Once our equipment cuts the wire, crimps the terminals and semi-strips the insulation, our assemblers will follow customer data sheets in order to construct the complete wire harness assembly. We use various materials such as plastic zip ties, heat shrink tubing, plastic housing, clamps, expandable sleeving and solder. We also have numerous tooling products such as hand tools, hydraulic tools, foot pedal-operated tools and various wire cutters. Our processes and procedures in place to manage risk associated with creating assembly jobs that require first article approvals, quality checks throughout the assembly process and final inspection signature from management before shipping.
Quality Management throughout the Assembly Process
Our assembly process has a Quality Inspection Report that needs to be signed by each assembler after each process is complete. The assembler needs to sign the sheet and have a manager sign the sheet after both of them have measured and approved the accurate dimensions. It’s like using spell check, rereading, and then having a peer proofread in order to minimize errors. Lastly, there is a final check completed by the manager to assure that the entire wire harness meets the exact needs of the customer.
Long Term Quality and Consistency
Our quality process is strong and it’s also continuously improving year after year. “If it ain’t broke, don’t fix it” is NOT a motto we follow here. We look to improve every process and procedure regularly whether it’s part of our production team, quality team, management team or customer service team. We assure ourselves and commit to meeting the concern of long-term quality and consistency by completing the first article approval by the customer, using the sample part as a visual, approving the revision level upon every new order, following our Quality Inspection Report and completing a final check of the parts before they ship.
Annual Cost Reductions for Customers

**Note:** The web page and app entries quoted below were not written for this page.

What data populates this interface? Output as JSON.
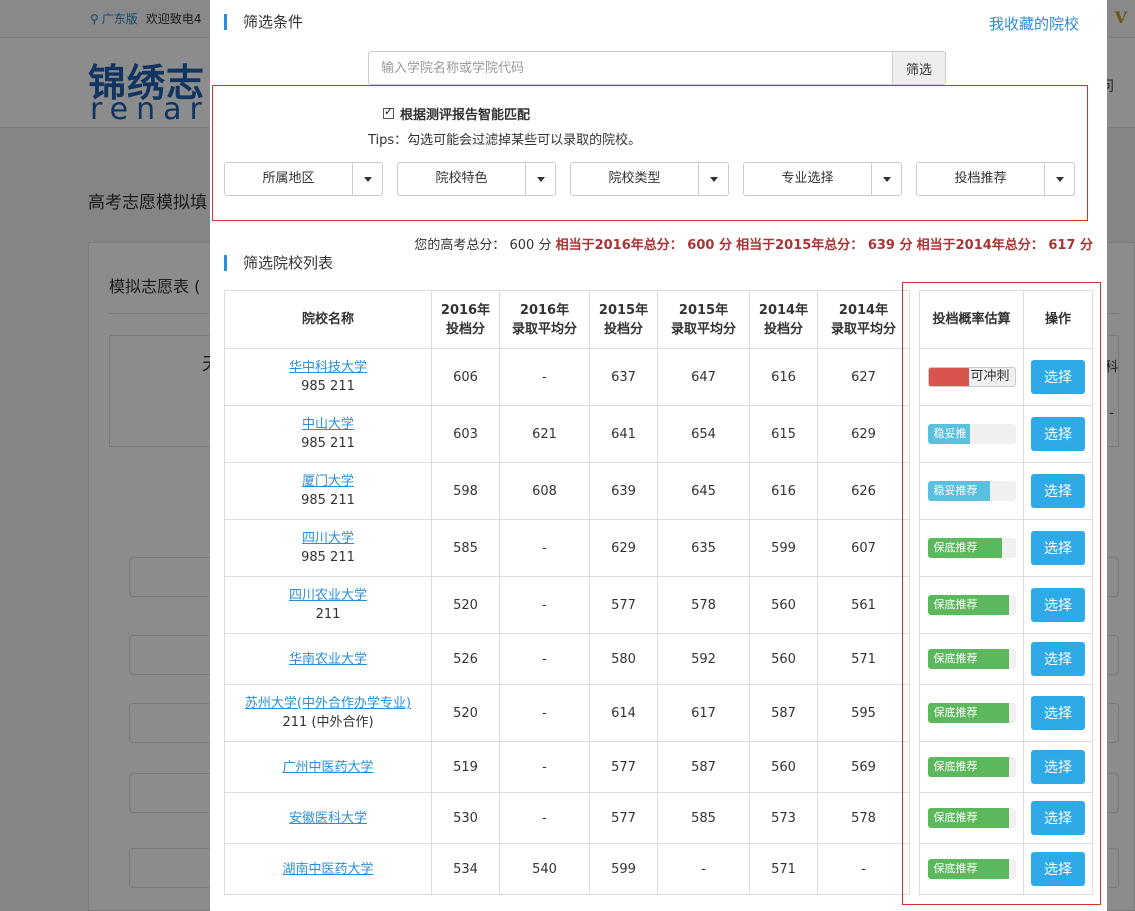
{
  "background": {
    "region": "广东版",
    "welcome": "欢迎致电4",
    "logo_cn": "锦绣志",
    "logo_en": "renaro",
    "nav_right": "问",
    "v_badge": "V",
    "page_title": "高考志愿模拟填",
    "panel_title": "模拟志愿表 (",
    "box_glyph": "天",
    "box_right": "理科",
    "box_dash": "-"
  },
  "modal": {
    "filter_title": "筛选条件",
    "fav_link": "我收藏的院校",
    "search": {
      "placeholder": "输入学院名称或学院代码",
      "button": "筛选"
    },
    "smart_match": "根据测评报告智能匹配",
    "tips": "Tips：勾选可能会过滤掉某些可以录取的院校。",
    "dropdowns": [
      "所属地区",
      "院校特色",
      "院校类型",
      "专业选择",
      "投档推荐"
    ],
    "score": {
      "prefix": "您的高考总分：",
      "total": "600 分",
      "eq2016": "相当于2016年总分： 600 分",
      "eq2015": "相当于2015年总分： 639 分",
      "eq2014": "相当于2014年总分： 617 分"
    },
    "list_title": "筛选院校列表",
    "table": {
      "headers": {
        "name": "院校名称",
        "c1a": "2016年",
        "c1b": "投档分",
        "c2a": "2016年",
        "c2b": "录取平均分",
        "c3a": "2015年",
        "c3b": "投档分",
        "c4a": "2015年",
        "c4b": "录取平均分",
        "c5a": "2014年",
        "c5b": "投档分",
        "c6a": "2014年",
        "c6b": "录取平均分",
        "prob": "投档概率估算",
        "op": "操作"
      },
      "select_label": "选择",
      "rows": [
        {
          "name": "华中科技大学",
          "tag": "985 211",
          "v": [
            "606",
            "-",
            "637",
            "647",
            "616",
            "627"
          ],
          "prob": {
            "label": "可冲刺",
            "style": "red",
            "level": 0.45
          }
        },
        {
          "name": "中山大学",
          "tag": "985 211",
          "v": [
            "603",
            "621",
            "641",
            "654",
            "615",
            "629"
          ],
          "prob": {
            "label": "稳妥推",
            "style": "blue",
            "level": 0.48
          }
        },
        {
          "name": "厦门大学",
          "tag": "985 211",
          "v": [
            "598",
            "608",
            "639",
            "645",
            "616",
            "626"
          ],
          "prob": {
            "label": "稳妥推荐",
            "style": "blue",
            "level": 0.7
          }
        },
        {
          "name": "四川大学",
          "tag": "985 211",
          "v": [
            "585",
            "-",
            "629",
            "635",
            "599",
            "607"
          ],
          "prob": {
            "label": "保底推荐",
            "style": "green",
            "level": 0.84
          }
        },
        {
          "name": "四川农业大学",
          "tag": "211",
          "v": [
            "520",
            "-",
            "577",
            "578",
            "560",
            "561"
          ],
          "prob": {
            "label": "保底推荐",
            "style": "green",
            "level": 0.92
          }
        },
        {
          "name": "华南农业大学",
          "tag": "",
          "v": [
            "526",
            "-",
            "580",
            "592",
            "560",
            "571"
          ],
          "prob": {
            "label": "保底推荐",
            "style": "green",
            "level": 0.92
          }
        },
        {
          "name": "苏州大学(中外合作办学专业)",
          "tag": "211 (中外合作)",
          "v": [
            "520",
            "-",
            "614",
            "617",
            "587",
            "595"
          ],
          "prob": {
            "label": "保底推荐",
            "style": "green",
            "level": 0.92
          }
        },
        {
          "name": "广州中医药大学",
          "tag": "",
          "v": [
            "519",
            "-",
            "577",
            "587",
            "560",
            "569"
          ],
          "prob": {
            "label": "保底推荐",
            "style": "green",
            "level": 0.92
          }
        },
        {
          "name": "安徽医科大学",
          "tag": "",
          "v": [
            "530",
            "-",
            "577",
            "585",
            "573",
            "578"
          ],
          "prob": {
            "label": "保底推荐",
            "style": "green",
            "level": 0.92
          }
        },
        {
          "name": "湖南中医药大学",
          "tag": "",
          "v": [
            "534",
            "540",
            "599",
            "-",
            "571",
            "-"
          ],
          "prob": {
            "label": "保底推荐",
            "style": "green",
            "level": 0.92
          }
        }
      ]
    }
  }
}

Many of our customers send annual letters to open the discussion of reducing costs for the upcoming year. As we grow our company, we get new customers that require us to purchase new equipment and tooling, and sometimes those investments can be used on more than that single customer. For example, we might use a hand crimping tool to create a harness for a customer and we have been charging them accordingly for the last year. Then we get a new customer that wants us to build a similar harness in a much higher volume, so we buy a machine to lower the costs of producing it. Once we have the new machine we can reevaluate the current wire harness assembly manufacturer processes to see if we can lower the total labor cost. Then we can pass part of those savings onto the customer and everyone wins. We consistently use this process to lower costs for our customers on an annual basis.
Speed of Delivery or Just-in-Time Delivery

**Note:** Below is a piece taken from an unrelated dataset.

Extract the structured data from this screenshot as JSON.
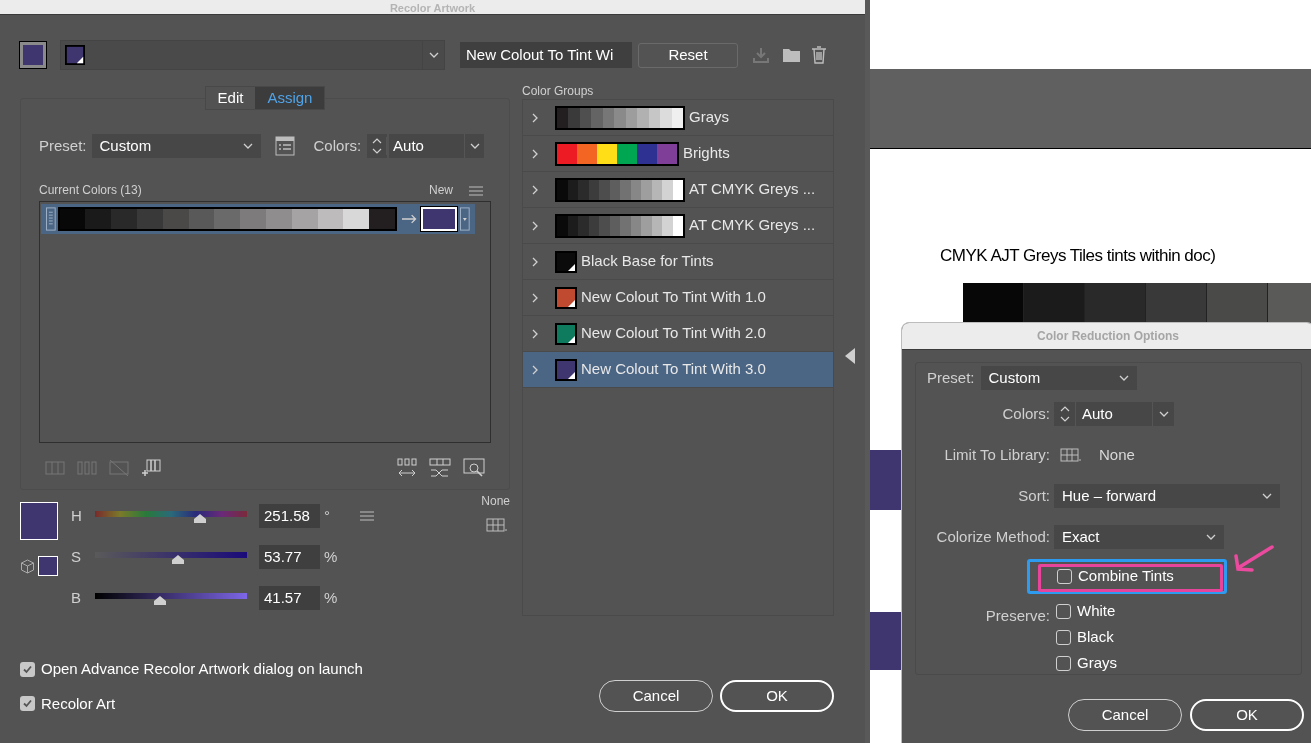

Typically, long-term customers will call us frantically and ask, “How soon can we get this?” It happens in every industry, so we’re all familiar with it. The same customers, and more, will place orders with specific delivery dates that are required because they have production plans at their facility that depend on those materials. Our customer service team is trained to figure out how customers want to receive their products and we create our production schedule with those thoughts in place. We have temp agencies on call ready to send us employees that have production skills with only one-day notice. That turns the question of, “How soon can we get this?” into “How soon do you want it?”

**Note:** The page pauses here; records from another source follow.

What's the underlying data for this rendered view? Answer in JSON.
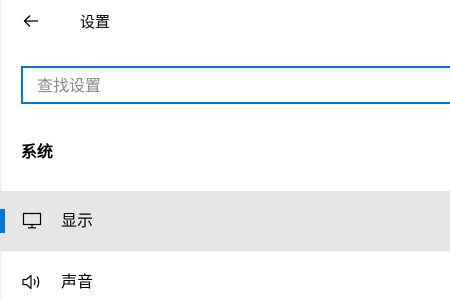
{
  "header": {
    "title": "设置",
    "back_icon": "back-arrow-icon"
  },
  "search": {
    "placeholder": "查找设置",
    "value": ""
  },
  "section": {
    "title": "系统"
  },
  "nav": {
    "items": [
      {
        "label": "显示",
        "icon": "monitor-icon",
        "selected": true
      },
      {
        "label": "声音",
        "icon": "speaker-icon",
        "selected": false
      }
    ]
  },
  "colors": {
    "accent": "#0078d7",
    "selected_bg": "#e6e6e6",
    "placeholder": "#8a8a8a"
  }
}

The Just-in-Time delivery method usually also has a buffer quantity of wire harnesses sitting on the shelf, and it can be a lifesaver. When a customer has concerns about delivery we often ask them if they want us to produce a buffer quantity of assemblies that can be shipped the day they call. Rushing to produce products creates a risk of human error that can be tough to control which is alleviated when we regularly produce the buffer quantity, ship it right away, and regularly produce the balance. We will continue to develop new ways to improve deliveries without adding any risk to the process of speed.